__Exercise prompt__: Show me each line of the listing below where the word "images" appears.

__Input data__:

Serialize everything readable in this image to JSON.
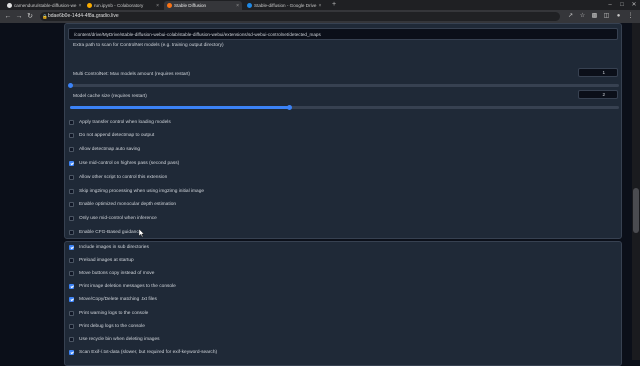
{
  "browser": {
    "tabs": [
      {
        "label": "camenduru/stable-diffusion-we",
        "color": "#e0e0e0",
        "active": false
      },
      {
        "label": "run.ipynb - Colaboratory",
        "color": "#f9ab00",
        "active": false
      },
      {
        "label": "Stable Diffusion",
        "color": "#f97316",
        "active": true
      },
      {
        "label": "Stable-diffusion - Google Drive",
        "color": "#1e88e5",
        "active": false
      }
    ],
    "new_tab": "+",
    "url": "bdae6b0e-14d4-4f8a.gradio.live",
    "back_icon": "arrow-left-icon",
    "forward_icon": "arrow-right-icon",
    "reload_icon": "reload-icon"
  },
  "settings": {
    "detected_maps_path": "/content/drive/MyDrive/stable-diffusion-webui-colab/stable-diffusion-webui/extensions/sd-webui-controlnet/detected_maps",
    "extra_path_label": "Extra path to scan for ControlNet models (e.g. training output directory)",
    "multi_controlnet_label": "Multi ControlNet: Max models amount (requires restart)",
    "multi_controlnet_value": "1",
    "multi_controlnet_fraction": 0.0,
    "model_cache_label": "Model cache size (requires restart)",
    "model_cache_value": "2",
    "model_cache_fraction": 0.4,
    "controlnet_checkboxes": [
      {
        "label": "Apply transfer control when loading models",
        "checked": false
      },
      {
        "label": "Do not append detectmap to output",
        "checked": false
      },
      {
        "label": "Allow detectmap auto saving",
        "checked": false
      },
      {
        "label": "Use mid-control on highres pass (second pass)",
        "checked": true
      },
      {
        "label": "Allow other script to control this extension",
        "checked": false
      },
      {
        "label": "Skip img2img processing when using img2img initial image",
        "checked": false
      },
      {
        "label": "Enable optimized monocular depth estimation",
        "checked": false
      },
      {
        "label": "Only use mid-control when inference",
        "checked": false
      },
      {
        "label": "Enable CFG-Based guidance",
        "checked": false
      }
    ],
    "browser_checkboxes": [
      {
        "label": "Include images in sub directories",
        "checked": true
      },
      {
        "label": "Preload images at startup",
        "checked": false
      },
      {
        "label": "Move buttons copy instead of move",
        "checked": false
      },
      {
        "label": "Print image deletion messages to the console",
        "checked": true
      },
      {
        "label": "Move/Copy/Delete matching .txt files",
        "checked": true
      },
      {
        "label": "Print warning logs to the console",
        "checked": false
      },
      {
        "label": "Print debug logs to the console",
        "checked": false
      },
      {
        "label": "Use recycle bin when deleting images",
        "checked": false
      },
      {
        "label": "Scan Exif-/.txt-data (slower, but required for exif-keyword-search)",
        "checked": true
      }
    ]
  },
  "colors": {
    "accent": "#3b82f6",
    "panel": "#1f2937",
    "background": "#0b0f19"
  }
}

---

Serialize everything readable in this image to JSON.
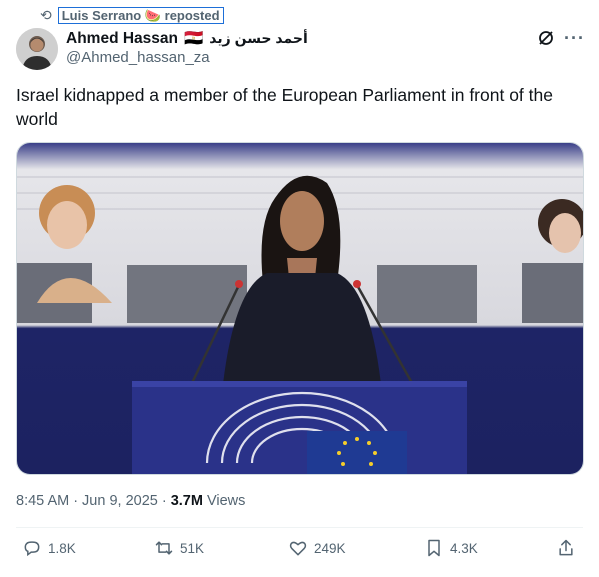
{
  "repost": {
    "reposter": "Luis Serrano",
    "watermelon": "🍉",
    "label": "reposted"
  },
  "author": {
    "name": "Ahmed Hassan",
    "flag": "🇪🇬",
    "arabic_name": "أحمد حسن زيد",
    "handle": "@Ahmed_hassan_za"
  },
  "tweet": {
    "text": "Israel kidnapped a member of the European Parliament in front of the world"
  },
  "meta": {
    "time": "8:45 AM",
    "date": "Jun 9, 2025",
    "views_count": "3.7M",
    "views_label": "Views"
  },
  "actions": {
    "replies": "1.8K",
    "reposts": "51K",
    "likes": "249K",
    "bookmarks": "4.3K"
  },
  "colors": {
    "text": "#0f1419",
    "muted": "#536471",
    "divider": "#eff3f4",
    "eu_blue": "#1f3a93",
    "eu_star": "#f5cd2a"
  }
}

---

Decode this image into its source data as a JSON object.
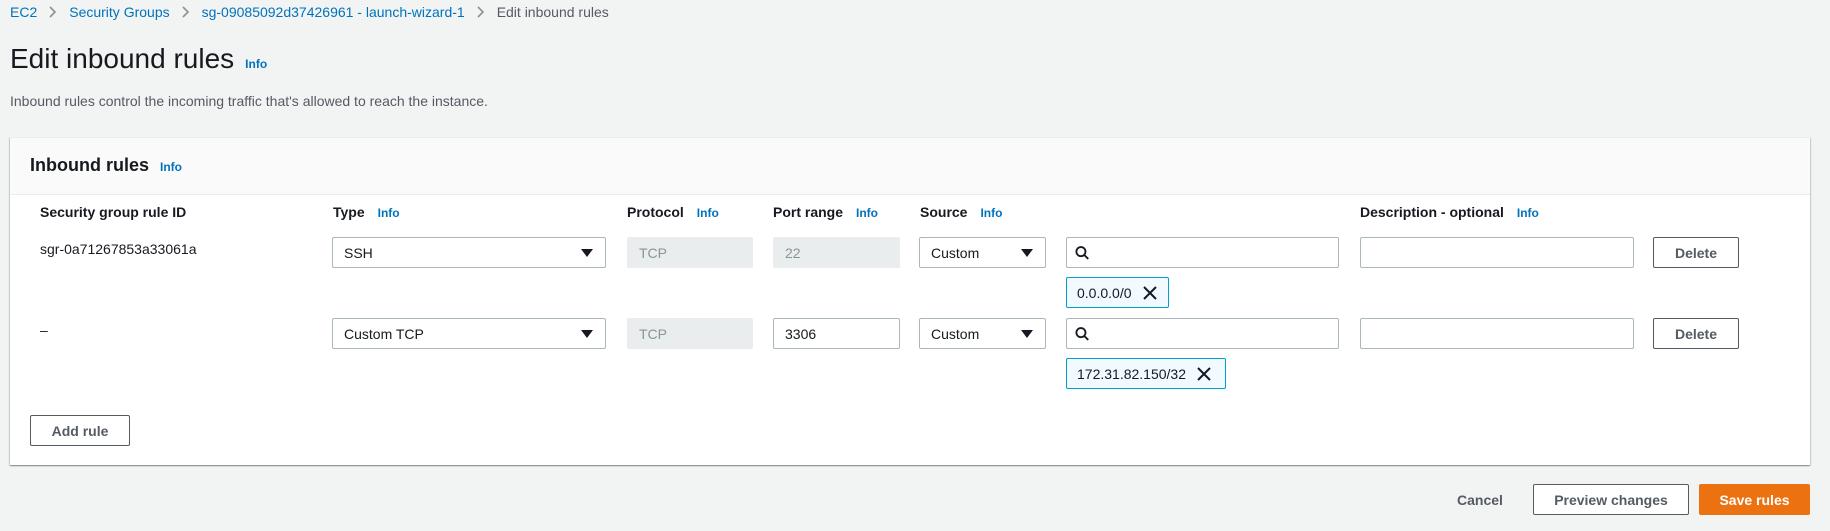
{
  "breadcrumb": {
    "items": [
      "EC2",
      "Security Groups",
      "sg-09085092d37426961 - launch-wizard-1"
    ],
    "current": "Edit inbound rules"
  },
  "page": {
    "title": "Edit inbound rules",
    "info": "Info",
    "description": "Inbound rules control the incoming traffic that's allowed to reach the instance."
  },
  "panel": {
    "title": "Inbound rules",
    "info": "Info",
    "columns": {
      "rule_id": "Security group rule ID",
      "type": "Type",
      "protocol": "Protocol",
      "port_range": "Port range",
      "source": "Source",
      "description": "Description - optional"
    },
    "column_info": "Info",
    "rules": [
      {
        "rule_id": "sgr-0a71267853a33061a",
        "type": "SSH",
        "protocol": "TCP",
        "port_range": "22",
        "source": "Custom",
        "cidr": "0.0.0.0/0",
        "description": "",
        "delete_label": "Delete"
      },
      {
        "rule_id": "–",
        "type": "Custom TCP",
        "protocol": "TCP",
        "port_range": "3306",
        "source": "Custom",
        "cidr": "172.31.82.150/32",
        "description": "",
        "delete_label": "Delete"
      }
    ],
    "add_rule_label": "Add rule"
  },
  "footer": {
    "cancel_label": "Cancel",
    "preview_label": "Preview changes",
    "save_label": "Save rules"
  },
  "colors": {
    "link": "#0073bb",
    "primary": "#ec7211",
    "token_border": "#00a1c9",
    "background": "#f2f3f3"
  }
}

__Answer box__:
        "label": "Include images in sub directories",
        "label": "Preload images at startup",
        "label": "Use recycle bin when deleting images",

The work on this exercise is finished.